• _Task to complete_
The lines below that include "Search" are to be found and copied.
(Material for this task begins)
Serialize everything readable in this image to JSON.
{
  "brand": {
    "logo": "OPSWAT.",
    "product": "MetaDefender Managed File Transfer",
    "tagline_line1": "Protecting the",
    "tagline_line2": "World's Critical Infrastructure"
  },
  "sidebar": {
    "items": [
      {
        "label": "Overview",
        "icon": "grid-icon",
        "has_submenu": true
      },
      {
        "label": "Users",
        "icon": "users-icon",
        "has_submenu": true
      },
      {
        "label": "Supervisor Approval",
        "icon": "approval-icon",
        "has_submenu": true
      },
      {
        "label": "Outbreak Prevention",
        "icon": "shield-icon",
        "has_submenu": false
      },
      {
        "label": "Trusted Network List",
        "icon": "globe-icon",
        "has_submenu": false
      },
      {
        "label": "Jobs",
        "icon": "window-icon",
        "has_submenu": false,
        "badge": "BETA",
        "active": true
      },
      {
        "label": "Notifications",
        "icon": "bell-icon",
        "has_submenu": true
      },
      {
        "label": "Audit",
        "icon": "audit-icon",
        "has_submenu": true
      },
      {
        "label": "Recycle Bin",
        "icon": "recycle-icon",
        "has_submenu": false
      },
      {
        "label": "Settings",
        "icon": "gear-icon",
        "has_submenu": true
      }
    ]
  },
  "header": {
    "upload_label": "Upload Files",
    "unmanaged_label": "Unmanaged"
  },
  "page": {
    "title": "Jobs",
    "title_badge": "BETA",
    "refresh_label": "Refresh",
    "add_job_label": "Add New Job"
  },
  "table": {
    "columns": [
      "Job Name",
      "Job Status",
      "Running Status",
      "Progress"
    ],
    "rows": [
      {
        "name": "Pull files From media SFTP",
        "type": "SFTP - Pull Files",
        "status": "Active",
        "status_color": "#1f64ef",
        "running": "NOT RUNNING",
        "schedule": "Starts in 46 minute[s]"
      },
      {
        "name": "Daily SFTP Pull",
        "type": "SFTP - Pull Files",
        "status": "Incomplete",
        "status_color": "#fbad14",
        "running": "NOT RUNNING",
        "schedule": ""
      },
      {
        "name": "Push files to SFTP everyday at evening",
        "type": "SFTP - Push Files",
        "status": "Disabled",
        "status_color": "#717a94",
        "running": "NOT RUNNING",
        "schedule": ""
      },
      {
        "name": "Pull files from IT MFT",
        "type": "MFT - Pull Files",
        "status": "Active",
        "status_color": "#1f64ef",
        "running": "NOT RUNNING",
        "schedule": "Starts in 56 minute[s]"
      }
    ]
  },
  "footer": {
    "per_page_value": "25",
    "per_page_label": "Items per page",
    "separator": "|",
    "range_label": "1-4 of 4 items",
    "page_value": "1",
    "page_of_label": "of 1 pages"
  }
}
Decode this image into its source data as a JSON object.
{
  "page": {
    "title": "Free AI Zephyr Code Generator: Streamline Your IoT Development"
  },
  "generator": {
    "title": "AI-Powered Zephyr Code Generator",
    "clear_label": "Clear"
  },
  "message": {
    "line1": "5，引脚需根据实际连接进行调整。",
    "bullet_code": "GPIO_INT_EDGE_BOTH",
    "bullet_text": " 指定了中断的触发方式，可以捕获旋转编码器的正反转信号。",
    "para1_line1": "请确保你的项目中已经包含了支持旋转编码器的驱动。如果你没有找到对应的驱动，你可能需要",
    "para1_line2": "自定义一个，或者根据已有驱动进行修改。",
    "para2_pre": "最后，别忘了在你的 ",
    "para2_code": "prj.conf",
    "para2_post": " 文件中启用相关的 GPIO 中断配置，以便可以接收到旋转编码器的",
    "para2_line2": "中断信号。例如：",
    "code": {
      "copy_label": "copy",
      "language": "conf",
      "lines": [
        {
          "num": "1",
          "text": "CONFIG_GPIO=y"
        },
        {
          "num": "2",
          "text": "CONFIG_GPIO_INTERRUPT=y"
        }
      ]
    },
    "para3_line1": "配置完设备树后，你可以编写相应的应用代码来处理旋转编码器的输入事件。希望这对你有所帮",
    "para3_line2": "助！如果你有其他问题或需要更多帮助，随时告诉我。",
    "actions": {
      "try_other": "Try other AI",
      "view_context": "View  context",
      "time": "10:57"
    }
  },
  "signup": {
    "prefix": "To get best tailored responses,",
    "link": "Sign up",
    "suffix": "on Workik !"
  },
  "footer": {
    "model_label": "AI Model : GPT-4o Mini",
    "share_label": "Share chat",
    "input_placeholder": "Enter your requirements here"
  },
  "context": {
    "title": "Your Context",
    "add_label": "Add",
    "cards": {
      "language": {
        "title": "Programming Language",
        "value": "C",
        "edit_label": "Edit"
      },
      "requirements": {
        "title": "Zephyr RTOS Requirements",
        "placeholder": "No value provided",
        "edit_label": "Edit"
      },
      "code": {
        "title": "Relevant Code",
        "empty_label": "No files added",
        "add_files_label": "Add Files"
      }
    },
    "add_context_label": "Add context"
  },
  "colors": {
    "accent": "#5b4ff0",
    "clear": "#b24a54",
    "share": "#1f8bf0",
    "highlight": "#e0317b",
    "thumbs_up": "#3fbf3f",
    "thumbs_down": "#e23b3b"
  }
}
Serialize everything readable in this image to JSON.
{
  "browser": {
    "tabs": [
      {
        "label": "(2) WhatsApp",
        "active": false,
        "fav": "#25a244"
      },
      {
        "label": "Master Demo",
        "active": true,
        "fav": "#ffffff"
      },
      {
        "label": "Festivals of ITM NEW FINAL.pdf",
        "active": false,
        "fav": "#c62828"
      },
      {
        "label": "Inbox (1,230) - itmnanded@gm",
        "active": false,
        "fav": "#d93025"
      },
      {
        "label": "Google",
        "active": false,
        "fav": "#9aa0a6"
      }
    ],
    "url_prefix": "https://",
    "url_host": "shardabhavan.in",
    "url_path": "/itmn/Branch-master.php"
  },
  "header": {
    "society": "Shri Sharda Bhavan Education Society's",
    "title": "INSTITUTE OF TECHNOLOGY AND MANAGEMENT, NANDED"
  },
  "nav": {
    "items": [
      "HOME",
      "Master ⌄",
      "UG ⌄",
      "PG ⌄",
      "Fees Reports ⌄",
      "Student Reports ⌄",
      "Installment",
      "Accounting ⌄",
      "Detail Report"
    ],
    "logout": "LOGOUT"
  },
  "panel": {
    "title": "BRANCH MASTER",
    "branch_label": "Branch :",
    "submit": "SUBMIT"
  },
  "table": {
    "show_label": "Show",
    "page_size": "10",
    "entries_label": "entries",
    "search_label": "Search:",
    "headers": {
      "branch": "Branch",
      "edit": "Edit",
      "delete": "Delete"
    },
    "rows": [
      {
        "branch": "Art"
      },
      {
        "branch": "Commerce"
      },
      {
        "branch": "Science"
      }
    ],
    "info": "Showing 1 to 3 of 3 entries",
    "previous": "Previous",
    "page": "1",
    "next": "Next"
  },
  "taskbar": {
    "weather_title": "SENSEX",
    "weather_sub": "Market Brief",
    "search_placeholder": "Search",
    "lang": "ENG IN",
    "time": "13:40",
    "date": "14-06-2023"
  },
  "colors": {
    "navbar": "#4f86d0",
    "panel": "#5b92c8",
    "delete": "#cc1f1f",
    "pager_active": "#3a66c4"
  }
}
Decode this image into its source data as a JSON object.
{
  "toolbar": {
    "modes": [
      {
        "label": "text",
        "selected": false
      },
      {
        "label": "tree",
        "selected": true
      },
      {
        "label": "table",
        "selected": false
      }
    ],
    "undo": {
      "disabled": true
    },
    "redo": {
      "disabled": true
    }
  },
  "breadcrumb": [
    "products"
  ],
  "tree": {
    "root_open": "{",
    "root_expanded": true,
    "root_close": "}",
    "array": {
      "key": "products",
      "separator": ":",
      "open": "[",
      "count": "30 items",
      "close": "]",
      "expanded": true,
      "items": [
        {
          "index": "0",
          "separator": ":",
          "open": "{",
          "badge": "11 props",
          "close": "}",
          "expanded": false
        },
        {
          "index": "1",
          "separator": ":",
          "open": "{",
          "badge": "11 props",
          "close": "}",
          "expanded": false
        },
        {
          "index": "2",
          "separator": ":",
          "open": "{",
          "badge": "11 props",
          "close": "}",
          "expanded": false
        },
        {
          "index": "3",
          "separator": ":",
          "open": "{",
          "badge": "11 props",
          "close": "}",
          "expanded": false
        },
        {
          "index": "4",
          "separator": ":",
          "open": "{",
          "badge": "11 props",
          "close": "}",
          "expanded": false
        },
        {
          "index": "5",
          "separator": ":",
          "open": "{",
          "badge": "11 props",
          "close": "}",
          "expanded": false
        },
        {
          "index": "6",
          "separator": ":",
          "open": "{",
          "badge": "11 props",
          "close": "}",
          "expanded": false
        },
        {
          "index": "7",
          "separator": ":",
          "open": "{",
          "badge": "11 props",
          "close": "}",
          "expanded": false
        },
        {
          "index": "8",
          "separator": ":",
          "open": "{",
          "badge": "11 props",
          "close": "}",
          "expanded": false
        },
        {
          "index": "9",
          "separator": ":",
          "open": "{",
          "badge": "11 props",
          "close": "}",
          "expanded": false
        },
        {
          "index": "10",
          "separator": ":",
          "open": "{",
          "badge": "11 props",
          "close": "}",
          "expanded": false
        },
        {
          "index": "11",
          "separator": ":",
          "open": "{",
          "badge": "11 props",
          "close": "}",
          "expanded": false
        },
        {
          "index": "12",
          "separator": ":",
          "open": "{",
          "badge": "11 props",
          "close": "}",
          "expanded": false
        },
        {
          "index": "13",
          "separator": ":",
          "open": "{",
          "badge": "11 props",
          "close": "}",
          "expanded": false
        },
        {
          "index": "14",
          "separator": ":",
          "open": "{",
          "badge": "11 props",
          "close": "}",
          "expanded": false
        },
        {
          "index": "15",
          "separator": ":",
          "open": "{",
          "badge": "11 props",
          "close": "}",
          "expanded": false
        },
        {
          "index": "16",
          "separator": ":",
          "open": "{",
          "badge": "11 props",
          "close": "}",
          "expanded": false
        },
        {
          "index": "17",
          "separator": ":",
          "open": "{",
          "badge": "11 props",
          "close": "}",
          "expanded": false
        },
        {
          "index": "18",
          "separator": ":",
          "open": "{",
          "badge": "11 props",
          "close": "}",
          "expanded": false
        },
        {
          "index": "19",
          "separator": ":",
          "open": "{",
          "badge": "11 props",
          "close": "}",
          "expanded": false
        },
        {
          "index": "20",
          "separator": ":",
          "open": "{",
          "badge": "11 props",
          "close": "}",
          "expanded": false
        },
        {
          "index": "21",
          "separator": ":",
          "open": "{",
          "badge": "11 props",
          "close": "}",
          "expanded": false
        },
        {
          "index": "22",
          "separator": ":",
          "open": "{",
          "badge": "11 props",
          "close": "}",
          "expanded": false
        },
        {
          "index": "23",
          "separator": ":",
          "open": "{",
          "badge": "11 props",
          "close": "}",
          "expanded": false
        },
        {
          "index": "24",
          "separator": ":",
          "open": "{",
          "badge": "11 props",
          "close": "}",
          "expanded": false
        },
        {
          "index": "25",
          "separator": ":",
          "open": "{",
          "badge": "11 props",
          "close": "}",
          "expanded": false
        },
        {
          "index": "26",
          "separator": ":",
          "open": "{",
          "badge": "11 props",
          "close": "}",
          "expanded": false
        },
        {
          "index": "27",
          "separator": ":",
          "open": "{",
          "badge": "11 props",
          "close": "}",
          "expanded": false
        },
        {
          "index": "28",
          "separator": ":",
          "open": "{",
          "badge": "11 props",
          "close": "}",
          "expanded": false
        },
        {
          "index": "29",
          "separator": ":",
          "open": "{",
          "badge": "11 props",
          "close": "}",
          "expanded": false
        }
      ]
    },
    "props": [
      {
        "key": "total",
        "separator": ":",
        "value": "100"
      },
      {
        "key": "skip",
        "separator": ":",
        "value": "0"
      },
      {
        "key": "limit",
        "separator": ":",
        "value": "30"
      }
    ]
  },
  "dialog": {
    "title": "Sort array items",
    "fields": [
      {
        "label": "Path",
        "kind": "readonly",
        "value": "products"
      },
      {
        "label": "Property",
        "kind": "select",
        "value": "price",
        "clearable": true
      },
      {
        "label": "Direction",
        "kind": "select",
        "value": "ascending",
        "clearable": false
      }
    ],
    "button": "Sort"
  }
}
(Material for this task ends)
• _Result_
    "search_label": "Search:",
    "search_placeholder": "Search",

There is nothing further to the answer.